“But what about Gos, and how did she get out?” Phil finally spoke. He’d barely said a word in all the days they’d been travelling. Now it seemed Lizzy could see guarded hope in his eyes.
“Gos was alive last time she saw him two weeks ago, but he was being kept in a cave in the hills behind the villa, guarded by a small army of Sumoasti. She was in a cellar in the villa itself. She escaped but couldn’t get through the guards around the cave to rescue Gos.”
“She knows how to get there though? We could send a force to rescue him?”
“We can’t raise a force in Imperial territory, the Empress would take it as a threat. No, Sarah, our agent, Alex and I must go ourselves, with half the guards. If you’ll lend us them, Harry?”.”
“I must come too.” Phil insisted.
Lawrence looked from his friend to his brother and Sarah; they nodded in agreement.
“Alright then, just the five of us.”
“Six, you’re not leaving me out of this.” Harry added, “Gos is my friend as well. And you’re taking my soldiers with you. I have my responsibilities to them.””
The rest nodded, before Lizzy protested, “You can’t leave me out of this if Phil and Harry are going.”
“We are Lizzy.” Alex sighed.
“I can come if I want.” Lizzy said petulantly.
“No you can’t Lizzy; we need you to smile sweetly at the Empress and her Court.” Sarah reminded her.
“We can do that Lizzy; Grandmother is already planning who she’ll introduce us to.”
“We’re a distraction?”
“And we’re on holiday.”
“I’m not, I’m working.” Sarah muttered.
“If you want we’ll handle it?”
“And face the Duke if anything should happen to his beloved boys? Never. I’m coming with you; Lady De Narvel will just have to find Lizzy a waiting woman for a few days.”
“Grandmother has plenty of servants who’ll do for a few days.”
“Where’s our agent now?” It suddenly struck Lizzy that they were talking about the woman but had yet to see her.
“In the hold hiding out until we leave in the morning.”
“Send her to see me when we leave in the morning. I’d like to speak to her myself.”
“It’s a start, a start.” Phil started to laugh. He’d been so strung out since the Duke had told him his brother had disappeared while on a mission for the Office; even the news that their agent was alive and had seen his brother two weeks ago was enough to give him hope, little as it was.

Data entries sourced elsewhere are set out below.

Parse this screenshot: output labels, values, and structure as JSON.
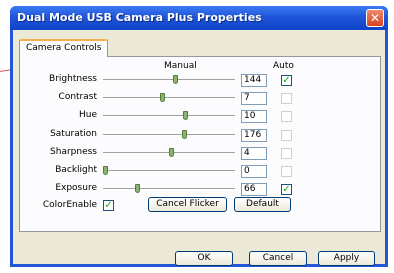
{
  "window": {
    "title": "Dual Mode USB Camera Plus Properties",
    "close_symbol": "✕"
  },
  "tab": {
    "label": "Camera Controls"
  },
  "headers": {
    "manual": "Manual",
    "auto": "Auto"
  },
  "controls": [
    {
      "label": "Brightness",
      "value": "144",
      "slider_fraction": 0.55,
      "auto": true
    },
    {
      "label": "Contrast",
      "value": "7",
      "slider_fraction": 0.45,
      "auto": false
    },
    {
      "label": "Hue",
      "value": "10",
      "slider_fraction": 0.63,
      "auto": false
    },
    {
      "label": "Saturation",
      "value": "176",
      "slider_fraction": 0.62,
      "auto": false
    },
    {
      "label": "Sharpness",
      "value": "4",
      "slider_fraction": 0.52,
      "auto": false
    },
    {
      "label": "Backlight",
      "value": "0",
      "slider_fraction": 0.0,
      "auto": false
    },
    {
      "label": "Exposure",
      "value": "66",
      "slider_fraction": 0.25,
      "auto": true
    }
  ],
  "colorenable": {
    "label": "ColorEnable",
    "checked": true
  },
  "buttons": {
    "cancel_flicker": "Cancel Flicker",
    "default": "Default",
    "ok": "OK",
    "cancel": "Cancel",
    "apply": "Apply"
  }
}
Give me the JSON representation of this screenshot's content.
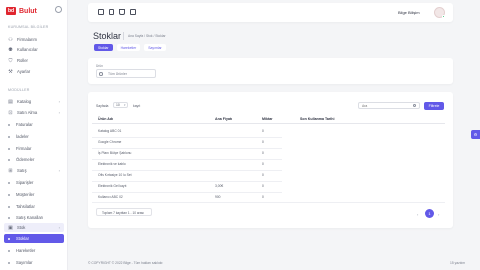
{
  "app": {
    "brand_logo": "bd",
    "brand_name": "Bulut"
  },
  "sidebar": {
    "section1": "KURUMSAL BİLGİLER",
    "items1": [
      "Firmalarım",
      "Kullanıcılar",
      "Roller",
      "Ayarlar"
    ],
    "section2": "MODÜLLER",
    "items2": [
      {
        "label": "Katalog",
        "chevron": "›"
      },
      {
        "label": "Satın Alma",
        "chevron": "›"
      },
      {
        "label": "Faturalar"
      },
      {
        "label": "İadeler"
      },
      {
        "label": "Firmalar"
      },
      {
        "label": "Ödemeler"
      },
      {
        "label": "Satış",
        "chevron": "›"
      },
      {
        "label": "Siparişler"
      },
      {
        "label": "Müşteriler"
      },
      {
        "label": "Tahsilatlar"
      },
      {
        "label": "Satış Kanalları"
      },
      {
        "label": "Stok",
        "chevron": "›"
      },
      {
        "label": "Stoklar"
      },
      {
        "label": "Hareketler"
      },
      {
        "label": "Sayımlar"
      }
    ]
  },
  "topbar": {
    "user_name": "Bilge Bilişim"
  },
  "page": {
    "title": "Stoklar",
    "breadcrumb": "Ana Sayfa  /  Stok  /  Stoklar",
    "tabs": [
      "Stoklar",
      "Hareketler",
      "Sayımlar"
    ]
  },
  "filter": {
    "label": "Ürün",
    "text": "Tüm Ürünler"
  },
  "table": {
    "show_label": "Sayfada",
    "page_size": "10",
    "records_label": "kayıt",
    "search_placeholder": "Ara",
    "search_button": "Filtrele",
    "columns": [
      "Ürün Adı",
      "Ana Fiyatı",
      "Miktar",
      "Son Kullanma Tarihi"
    ],
    "rows": [
      [
        "Katalog ABC 01",
        "",
        "0",
        ""
      ],
      [
        "Google Chrome",
        "",
        "0",
        ""
      ],
      [
        "İş Planı Bütçe Şablonu",
        "",
        "0",
        ""
      ],
      [
        "Elektronik ve kablo",
        "",
        "0",
        ""
      ],
      [
        "Ofis Kırtasiye 10 lu Set",
        "",
        "0",
        ""
      ],
      [
        "Elektronik Gel kayıt",
        "3,00€",
        "0",
        ""
      ],
      [
        "Kullanıcı ABC 02",
        "900",
        "0",
        ""
      ]
    ],
    "page_info": "Toplam 7 kayıttan 1 - 10 arası",
    "prev": "‹",
    "current_page": "1",
    "next": "›"
  },
  "footer": {
    "copyright": "© COPYRIGHT © 2022 Bilge - Tüm hakları saklıdır.",
    "right": "15 yazılım"
  },
  "colors": {
    "accent": "#6259e8",
    "brand": "#e0262f"
  },
  "icons": {
    "sidebar_toggle": "circle-icon",
    "topbar": [
      "monitor-icon",
      "document-icon",
      "cart-icon",
      "calendar-icon"
    ],
    "avatar": "avatar-image",
    "settings": "gear-icon"
  }
}
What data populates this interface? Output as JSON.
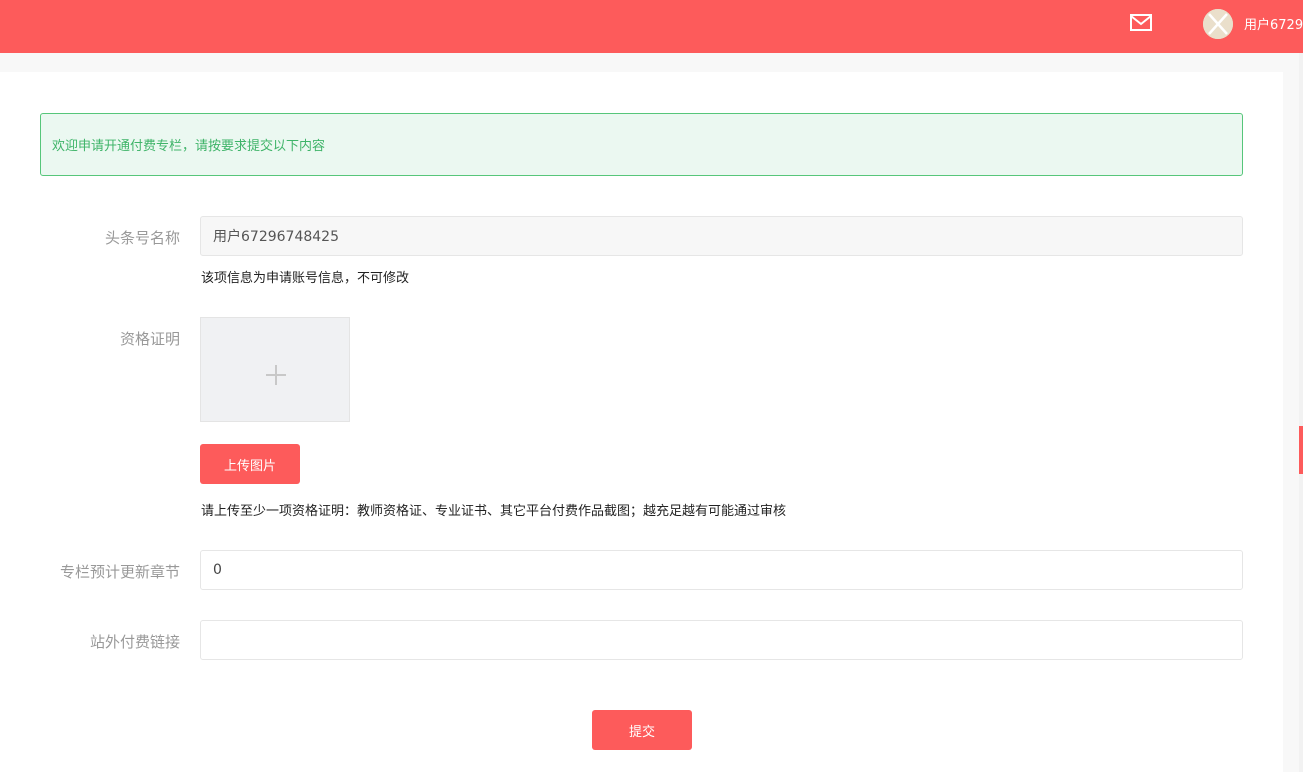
{
  "header": {
    "mail_icon": "mail-icon",
    "username": "用户6729"
  },
  "notice": {
    "text": "欢迎申请开通付费专栏，请按要求提交以下内容"
  },
  "form": {
    "account_name": {
      "label": "头条号名称",
      "value": "用户67296748425",
      "hint": "该项信息为申请账号信息，不可修改"
    },
    "qualification": {
      "label": "资格证明",
      "plus_icon": "plus-icon",
      "upload_label": "上传图片",
      "hint": "请上传至少一项资格证明：教师资格证、专业证书、其它平台付费作品截图；越充足越有可能通过审核"
    },
    "chapters": {
      "label": "专栏预计更新章节",
      "value": "0"
    },
    "external_link": {
      "label": "站外付费链接",
      "value": ""
    },
    "submit_label": "提交"
  },
  "colors": {
    "brand": "#fd5b5b",
    "notice_bg": "#ebf8f1",
    "notice_border": "#56c67a",
    "notice_text": "#3fb469"
  }
}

They went to bed more relaxed than they had in weeks and in the morning Lizzy interviewed their agent, although she seemed to be answering to Sarah more than Lizzy. It occurred to Lizzy afterwards that Sarah was more important in the Office than admitted to Lizzy. She would have to ask her about it.
But not until they got home; there was too much to do in the Empire first.
In novel news, I’m starting phase two of editing Fire Betrayed on Thursday. No particular reason it should be Tbursday, except that I’m busy tomorrow and I need to get started soon because I plan to have the book ready for publication by mid-November.